Segment Start: EXERCISE MATERIALS

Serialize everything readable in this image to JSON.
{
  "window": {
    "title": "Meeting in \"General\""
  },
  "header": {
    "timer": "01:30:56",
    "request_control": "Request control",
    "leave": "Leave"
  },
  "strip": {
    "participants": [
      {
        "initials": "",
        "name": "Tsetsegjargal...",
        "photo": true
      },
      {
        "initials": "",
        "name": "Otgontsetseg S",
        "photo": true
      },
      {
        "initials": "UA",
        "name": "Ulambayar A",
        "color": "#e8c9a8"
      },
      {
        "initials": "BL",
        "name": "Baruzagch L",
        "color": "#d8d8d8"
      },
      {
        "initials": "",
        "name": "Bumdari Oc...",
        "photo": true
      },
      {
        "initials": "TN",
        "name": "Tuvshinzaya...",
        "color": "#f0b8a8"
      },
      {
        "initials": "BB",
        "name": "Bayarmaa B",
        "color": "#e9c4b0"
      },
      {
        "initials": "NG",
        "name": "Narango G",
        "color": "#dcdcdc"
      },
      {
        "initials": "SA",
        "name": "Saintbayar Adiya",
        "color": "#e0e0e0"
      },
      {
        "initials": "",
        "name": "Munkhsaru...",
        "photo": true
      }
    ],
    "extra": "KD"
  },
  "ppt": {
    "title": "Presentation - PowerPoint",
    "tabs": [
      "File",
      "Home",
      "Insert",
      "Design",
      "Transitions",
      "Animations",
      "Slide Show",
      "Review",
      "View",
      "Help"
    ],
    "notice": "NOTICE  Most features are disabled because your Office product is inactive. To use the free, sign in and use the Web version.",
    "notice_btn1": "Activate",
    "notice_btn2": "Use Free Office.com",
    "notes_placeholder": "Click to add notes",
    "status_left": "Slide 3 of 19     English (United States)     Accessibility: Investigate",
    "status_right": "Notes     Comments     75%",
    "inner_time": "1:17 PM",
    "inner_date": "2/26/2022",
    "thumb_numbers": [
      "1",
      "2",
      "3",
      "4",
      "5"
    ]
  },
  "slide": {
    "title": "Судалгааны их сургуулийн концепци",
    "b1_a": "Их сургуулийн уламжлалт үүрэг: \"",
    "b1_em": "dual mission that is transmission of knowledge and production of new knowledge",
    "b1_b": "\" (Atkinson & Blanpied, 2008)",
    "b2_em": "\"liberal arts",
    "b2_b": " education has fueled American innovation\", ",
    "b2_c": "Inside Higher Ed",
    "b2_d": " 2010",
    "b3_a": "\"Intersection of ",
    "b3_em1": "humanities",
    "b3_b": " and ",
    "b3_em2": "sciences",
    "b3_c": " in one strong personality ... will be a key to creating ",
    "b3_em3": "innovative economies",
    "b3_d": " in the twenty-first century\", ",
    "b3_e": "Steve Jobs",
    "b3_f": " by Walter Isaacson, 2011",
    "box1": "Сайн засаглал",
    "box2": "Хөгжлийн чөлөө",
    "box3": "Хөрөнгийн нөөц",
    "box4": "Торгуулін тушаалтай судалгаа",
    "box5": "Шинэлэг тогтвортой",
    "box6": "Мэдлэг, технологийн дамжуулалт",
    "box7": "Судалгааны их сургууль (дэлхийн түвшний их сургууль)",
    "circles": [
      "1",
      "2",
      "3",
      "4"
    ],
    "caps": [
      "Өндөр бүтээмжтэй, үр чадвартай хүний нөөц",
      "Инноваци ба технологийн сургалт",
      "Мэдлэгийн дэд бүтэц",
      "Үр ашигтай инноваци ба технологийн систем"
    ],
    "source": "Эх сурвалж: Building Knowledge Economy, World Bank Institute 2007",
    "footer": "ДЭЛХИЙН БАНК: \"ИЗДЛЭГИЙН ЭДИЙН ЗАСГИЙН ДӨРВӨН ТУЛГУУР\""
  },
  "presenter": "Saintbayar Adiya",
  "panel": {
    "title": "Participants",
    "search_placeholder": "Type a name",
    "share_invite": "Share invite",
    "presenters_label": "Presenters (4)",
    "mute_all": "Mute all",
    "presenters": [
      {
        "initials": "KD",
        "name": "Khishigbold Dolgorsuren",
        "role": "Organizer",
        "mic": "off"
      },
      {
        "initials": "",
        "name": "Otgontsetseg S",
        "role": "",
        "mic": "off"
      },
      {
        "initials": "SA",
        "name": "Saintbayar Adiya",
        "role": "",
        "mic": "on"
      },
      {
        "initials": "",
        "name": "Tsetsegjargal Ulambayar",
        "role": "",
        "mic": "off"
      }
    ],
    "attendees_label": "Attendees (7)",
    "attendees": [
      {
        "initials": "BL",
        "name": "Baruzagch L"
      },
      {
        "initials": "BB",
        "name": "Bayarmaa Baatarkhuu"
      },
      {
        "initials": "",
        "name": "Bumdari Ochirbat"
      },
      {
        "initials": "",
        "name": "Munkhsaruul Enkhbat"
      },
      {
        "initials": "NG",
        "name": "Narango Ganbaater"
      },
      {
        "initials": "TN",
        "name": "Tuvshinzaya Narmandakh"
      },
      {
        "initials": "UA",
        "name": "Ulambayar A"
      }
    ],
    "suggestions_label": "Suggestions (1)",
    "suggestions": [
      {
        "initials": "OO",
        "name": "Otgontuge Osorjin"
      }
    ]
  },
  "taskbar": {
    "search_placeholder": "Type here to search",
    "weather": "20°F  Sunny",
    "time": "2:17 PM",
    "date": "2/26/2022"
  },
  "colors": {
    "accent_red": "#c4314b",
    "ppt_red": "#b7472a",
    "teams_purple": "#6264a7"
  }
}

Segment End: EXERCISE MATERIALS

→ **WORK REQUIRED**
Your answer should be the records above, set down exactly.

→ **RESPONSE**
Serialize everything readable in this image to JSON.
{
  "window": {
    "title": "Meeting in \"General\""
  },
  "header": {
    "timer": "01:30:56",
    "request_control": "Request control",
    "leave": "Leave"
  },
  "strip": {
    "participants": [
      {
        "initials": "",
        "name": "Tsetsegjargal...",
        "photo": true
      },
      {
        "initials": "",
        "name": "Otgontsetseg S",
        "photo": true
      },
      {
        "initials": "UA",
        "name": "Ulambayar A",
        "color": "#e8c9a8"
      },
      {
        "initials": "BL",
        "name": "Baruzagch L",
        "color": "#d8d8d8"
      },
      {
        "initials": "",
        "name": "Bumdari Oc...",
        "photo": true
      },
      {
        "initials": "TN",
        "name": "Tuvshinzaya...",
        "color": "#f0b8a8"
      },
      {
        "initials": "BB",
        "name": "Bayarmaa B",
        "color": "#e9c4b0"
      },
      {
        "initials": "NG",
        "name": "Narango G",
        "color": "#dcdcdc"
      },
      {
        "initials": "SA",
        "name": "Saintbayar Adiya",
        "color": "#e0e0e0"
      },
      {
        "initials": "",
        "name": "Munkhsaru...",
        "photo": true
      }
    ],
    "extra": "KD"
  },
  "ppt": {
    "title": "Presentation - PowerPoint",
    "tabs": [
      "File",
      "Home",
      "Insert",
      "Design",
      "Transitions",
      "Animations",
      "Slide Show",
      "Review",
      "View",
      "Help"
    ],
    "notice": "NOTICE  Most features are disabled because your Office product is inactive. To use the free, sign in and use the Web version.",
    "notice_btn1": "Activate",
    "notice_btn2": "Use Free Office.com",
    "notes_placeholder": "Click to add notes",
    "status_left": "Slide 3 of 19     English (United States)     Accessibility: Investigate",
    "status_right": "Notes     Comments     75%",
    "inner_time": "1:17 PM",
    "inner_date": "2/26/2022",
    "thumb_numbers": [
      "1",
      "2",
      "3",
      "4",
      "5"
    ]
  },
  "slide": {
    "title": "Судалгааны их сургуулийн концепци",
    "b1_a": "Их сургуулийн уламжлалт үүрэг: \"",
    "b1_em": "dual mission that is transmission of knowledge and production of new knowledge",
    "b1_b": "\" (Atkinson & Blanpied, 2008)",
    "b2_em": "\"liberal arts",
    "b2_b": " education has fueled American innovation\", ",
    "b2_c": "Inside Higher Ed",
    "b2_d": " 2010",
    "b3_a": "\"Intersection of ",
    "b3_em1": "humanities",
    "b3_b": " and ",
    "b3_em2": "sciences",
    "b3_c": " in one strong personality ... will be a key to creating ",
    "b3_em3": "innovative economies",
    "b3_d": " in the twenty-first century\", ",
    "b3_e": "Steve Jobs",
    "b3_f": " by Walter Isaacson, 2011",
    "box1": "Сайн засаглал",
    "box2": "Хөгжлийн чөлөө",
    "box3": "Хөрөнгийн нөөц",
    "box4": "Торгуулін тушаалтай судалгаа",
    "box5": "Шинэлэг тогтвортой",
    "box6": "Мэдлэг, технологийн дамжуулалт",
    "box7": "Судалгааны их сургууль (дэлхийн түвшний их сургууль)",
    "circles": [
      "1",
      "2",
      "3",
      "4"
    ],
    "caps": [
      "Өндөр бүтээмжтэй, үр чадвартай хүний нөөц",
      "Инноваци ба технологийн сургалт",
      "Мэдлэгийн дэд бүтэц",
      "Үр ашигтай инноваци ба технологийн систем"
    ],
    "source": "Эх сурвалж: Building Knowledge Economy, World Bank Institute 2007",
    "footer": "ДЭЛХИЙН БАНК: \"ИЗДЛЭГИЙН ЭДИЙН ЗАСГИЙН ДӨРВӨН ТУЛГУУР\""
  },
  "presenter": "Saintbayar Adiya",
  "panel": {
    "title": "Participants",
    "search_placeholder": "Type a name",
    "share_invite": "Share invite",
    "presenters_label": "Presenters (4)",
    "mute_all": "Mute all",
    "presenters": [
      {
        "initials": "KD",
        "name": "Khishigbold Dolgorsuren",
        "role": "Organizer",
        "mic": "off"
      },
      {
        "initials": "",
        "name": "Otgontsetseg S",
        "role": "",
        "mic": "off"
      },
      {
        "initials": "SA",
        "name": "Saintbayar Adiya",
        "role": "",
        "mic": "on"
      },
      {
        "initials": "",
        "name": "Tsetsegjargal Ulambayar",
        "role": "",
        "mic": "off"
      }
    ],
    "attendees_label": "Attendees (7)",
    "attendees": [
      {
        "initials": "BL",
        "name": "Baruzagch L"
      },
      {
        "initials": "BB",
        "name": "Bayarmaa Baatarkhuu"
      },
      {
        "initials": "",
        "name": "Bumdari Ochirbat"
      },
      {
        "initials": "",
        "name": "Munkhsaruul Enkhbat"
      },
      {
        "initials": "NG",
        "name": "Narango Ganbaater"
      },
      {
        "initials": "TN",
        "name": "Tuvshinzaya Narmandakh"
      },
      {
        "initials": "UA",
        "name": "Ulambayar A"
      }
    ],
    "suggestions_label": "Suggestions (1)",
    "suggestions": [
      {
        "initials": "OO",
        "name": "Otgontuge Osorjin"
      }
    ]
  },
  "taskbar": {
    "search_placeholder": "Type here to search",
    "weather": "20°F  Sunny",
    "time": "2:17 PM",
    "date": "2/26/2022"
  },
  "colors": {
    "accent_red": "#c4314b",
    "ppt_red": "#b7472a",
    "teams_purple": "#6264a7"
  }
}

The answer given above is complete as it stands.